Regulation

Are Brominated Flame Retardants (BFRs) Persistent Organic Pollutants (POPs)?

Contrary to misrepresentations, only one of the brominated flame retardants commercially available from BSEF member companies is listed as being a POP.

Persistent Organic Pollutants (POPs) are chemicals which would meet the fourcriteria as defined by the United Nations:

  • Persistency,
  • Bioaccumulation,
  • Adverse Effects (either environmental or human health e.g. toxicity),
  • and potential for Long Range Environmental Transport.

Two brominated flame retardants that have been banned in the European Union (commercial Penta-BDE and commercial Octa-BDE) were voluntarily phased out by BSEF member companies in 2004 or earlier, are listed as POPs. . In May 2013, the decision was taken to list HBCD as a POP with specific exemptions for production and use in expanded polystyrene (EPS) and extruded polystyrene (XPS) in buildings.Commercial Deca-BDE has been nominated and the review begins in October 2013.

Equally, most brominated flame retardants are not PBT (Persistent, Bioaccumulative and Toxic) substances since they do not fulfil all of the three criteria. Brominated flame retardants have to be persistent in order to perform their function of fire resistance over long periods of time (e.g. over 30 years for insulation foams inside buildings).

Are Brominated Flame Retardants (BFRs)...

... Persistent?

Yes, most brominated flame retardants (BFRs) are persistent, but persistence in itself is harmless.
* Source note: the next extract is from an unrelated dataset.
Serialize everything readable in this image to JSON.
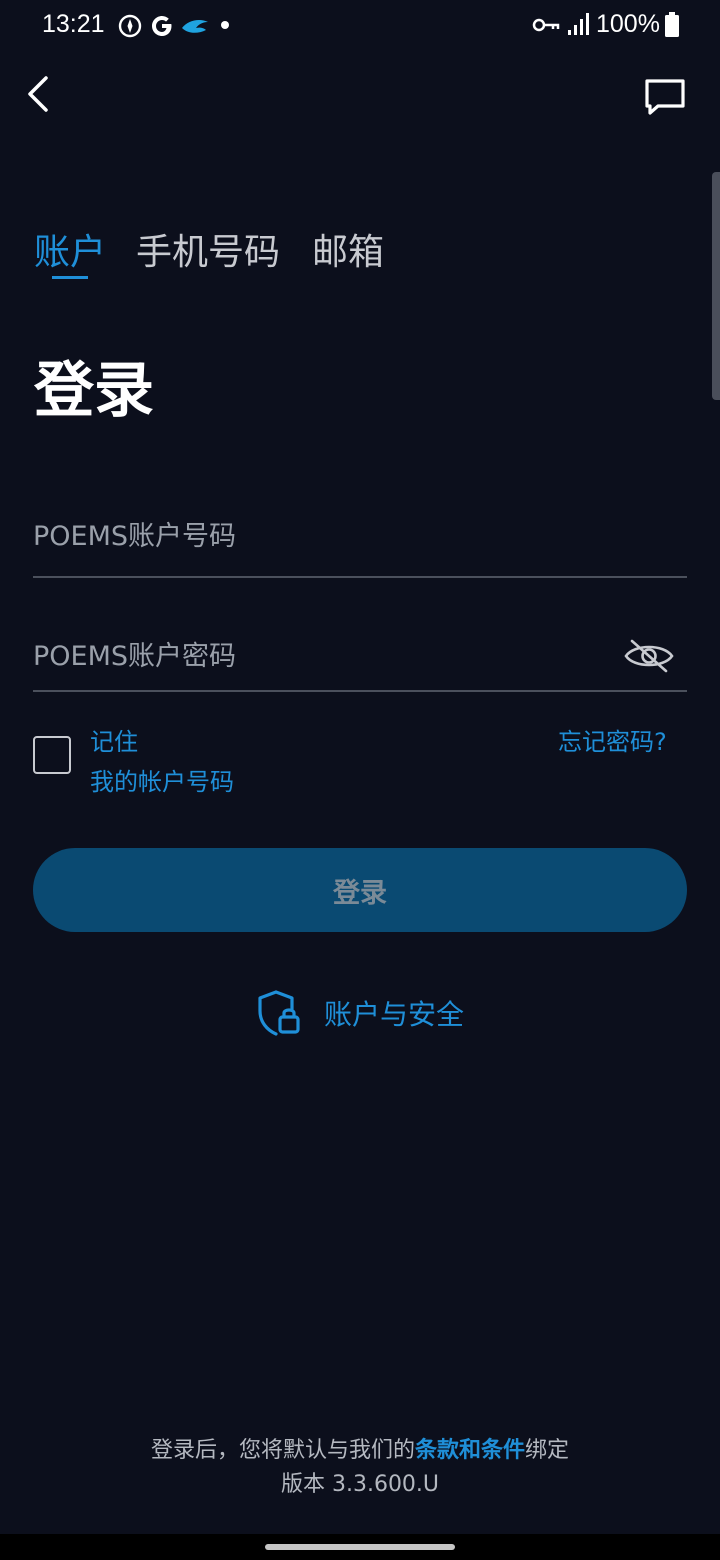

For example, a stone is persistent as it will not degrade in the environment.

Brominated flame retardants are designed to maintain the fire safety properties over the whole lifetime of the product they protect. Therefore, persistence is an essential requirement of their properties.

These properties also allow for good recyclability of these products, since the brominated flame retardants remain stable during the recycling process.

... Bio-accumulative?

Bioaccumulative substances may build up in the food chain. Most BFRs are not bioaccumulative as demonstrated by studies including Risk Assessment reports. For more information on BFRs click here.

... Toxic?

The toxicity profile of brominated flame retardants (BFRs) is relatively well understood. For more information on the environment and health properties of brominated flame retardants, please click here.

... Transported in the environment over long ranges?

Most brominated flame retardants (BFRs) do not undergo long-range environmental transport. Two independent studies have assessed the potential of selected brominated flame retardants for long-range transport (LRT). The results indicate that some of the most commonly used brominated flame retardants – Deca-BDE and TBBPA - have a very limited potential for long-range environmental transport.